§ Exercise goal: In the records below, find each line with "Spider" and copy it.
Start of Supplied information
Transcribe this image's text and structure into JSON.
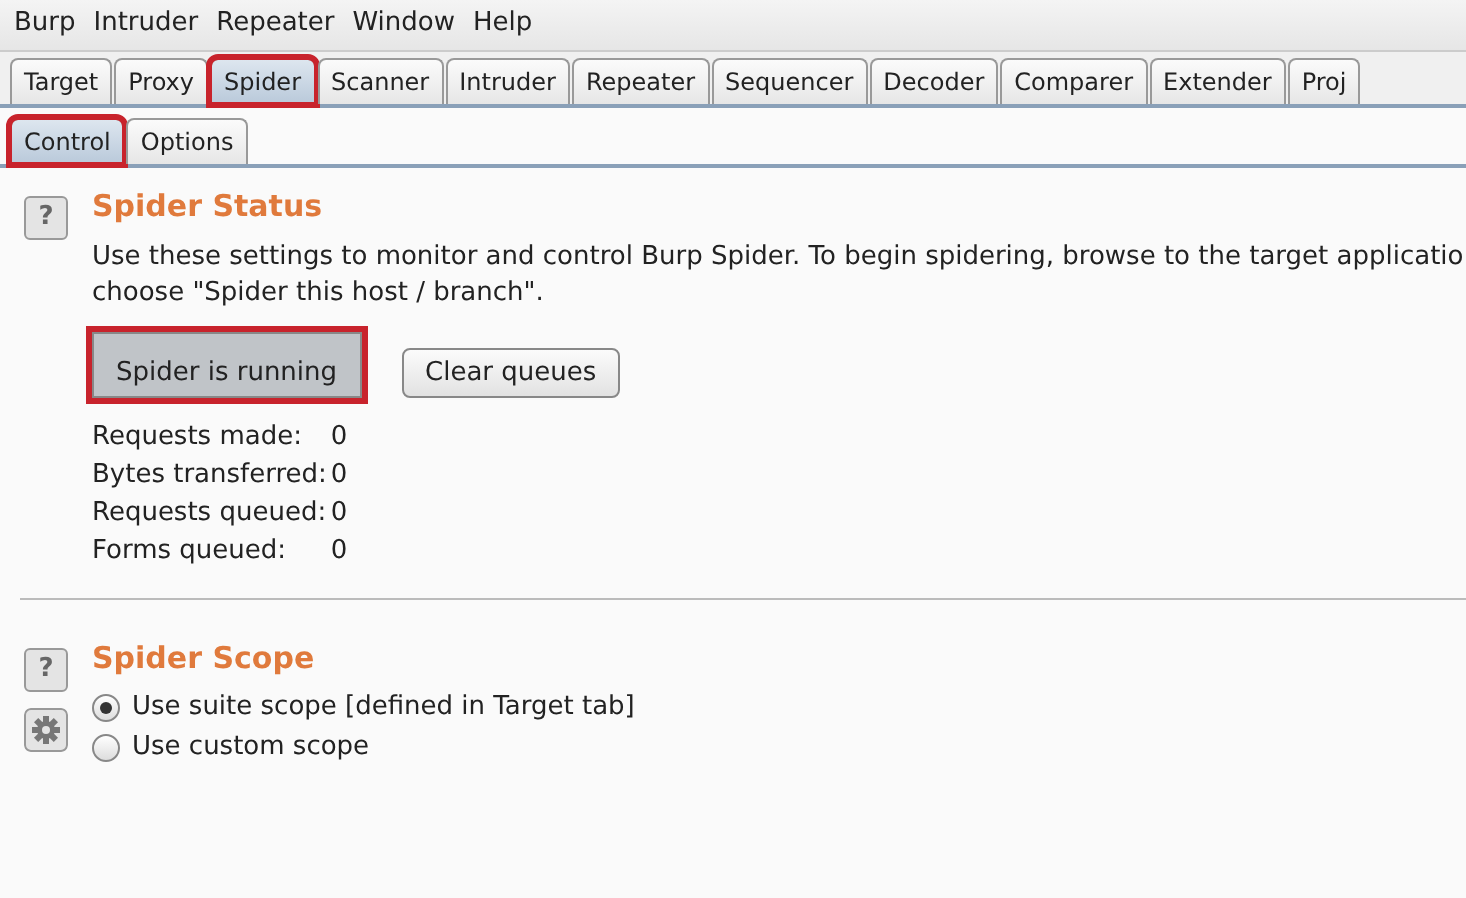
{
  "menu": [
    "Burp",
    "Intruder",
    "Repeater",
    "Window",
    "Help"
  ],
  "tabs": [
    {
      "label": "Target",
      "selected": false,
      "highlighted": false
    },
    {
      "label": "Proxy",
      "selected": false,
      "highlighted": false
    },
    {
      "label": "Spider",
      "selected": true,
      "highlighted": true
    },
    {
      "label": "Scanner",
      "selected": false,
      "highlighted": false
    },
    {
      "label": "Intruder",
      "selected": false,
      "highlighted": false
    },
    {
      "label": "Repeater",
      "selected": false,
      "highlighted": false
    },
    {
      "label": "Sequencer",
      "selected": false,
      "highlighted": false
    },
    {
      "label": "Decoder",
      "selected": false,
      "highlighted": false
    },
    {
      "label": "Comparer",
      "selected": false,
      "highlighted": false
    },
    {
      "label": "Extender",
      "selected": false,
      "highlighted": false
    },
    {
      "label": "Proj",
      "selected": false,
      "highlighted": false
    }
  ],
  "subtabs": [
    {
      "label": "Control",
      "selected": true,
      "highlighted": true
    },
    {
      "label": "Options",
      "selected": false,
      "highlighted": false
    }
  ],
  "status": {
    "help": "?",
    "title": "Spider Status",
    "description": [
      "Use these settings to monitor and control Burp Spider. To begin spidering, browse to the target applicatio",
      "choose \"Spider this host / branch\"."
    ],
    "buttons": [
      {
        "label": "Spider is running",
        "pressed": true,
        "highlighted": true
      },
      {
        "label": "Clear queues",
        "pressed": false,
        "highlighted": false
      }
    ],
    "stats": [
      {
        "label": "Requests made:",
        "value": "0"
      },
      {
        "label": "Bytes transferred:",
        "value": "0"
      },
      {
        "label": "Requests queued:",
        "value": "0"
      },
      {
        "label": "Forms queued:",
        "value": "0"
      }
    ]
  },
  "scope": {
    "help": "?",
    "title": "Spider Scope",
    "options": [
      {
        "label": "Use suite scope [defined in Target tab]",
        "selected": true
      },
      {
        "label": "Use custom scope",
        "selected": false
      }
    ]
  }
}
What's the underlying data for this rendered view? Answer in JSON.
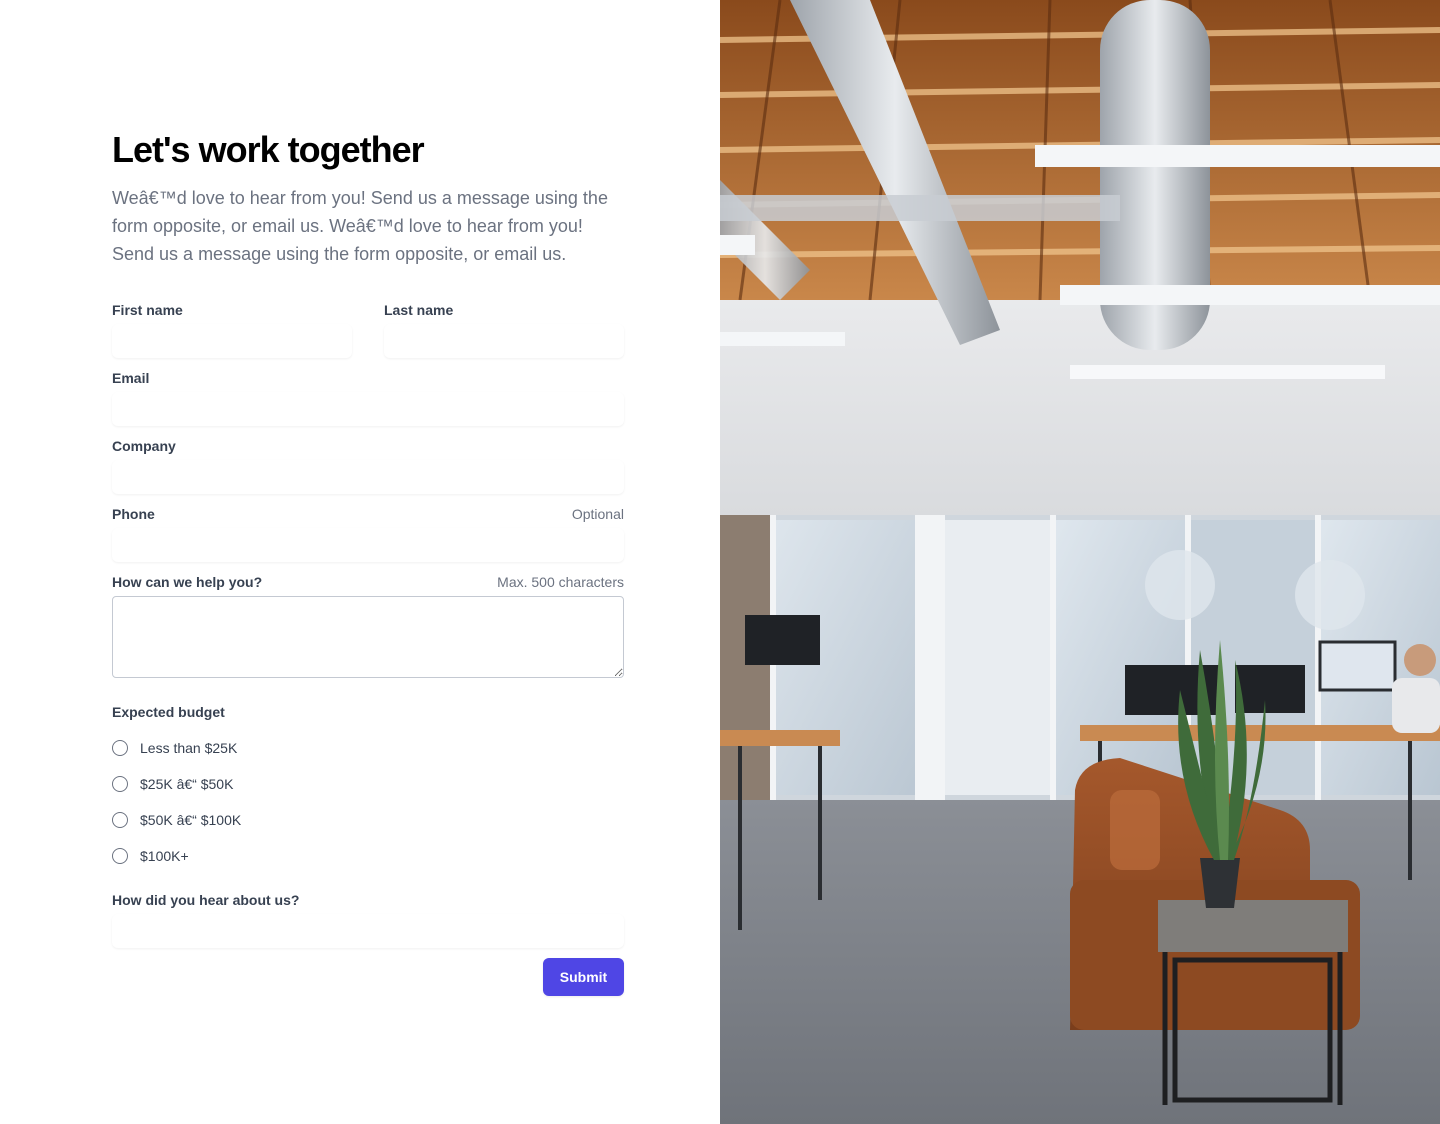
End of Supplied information
§ Answer for this exercise:
      "label": "Spider",
    "title": "Spider Status",
      "Use these settings to monitor and control Burp Spider. To begin spidering, browse to the target applicatio",
      "choose \"Spider this host / branch\"."
        "label": "Spider is running",
    "title": "Spider Scope",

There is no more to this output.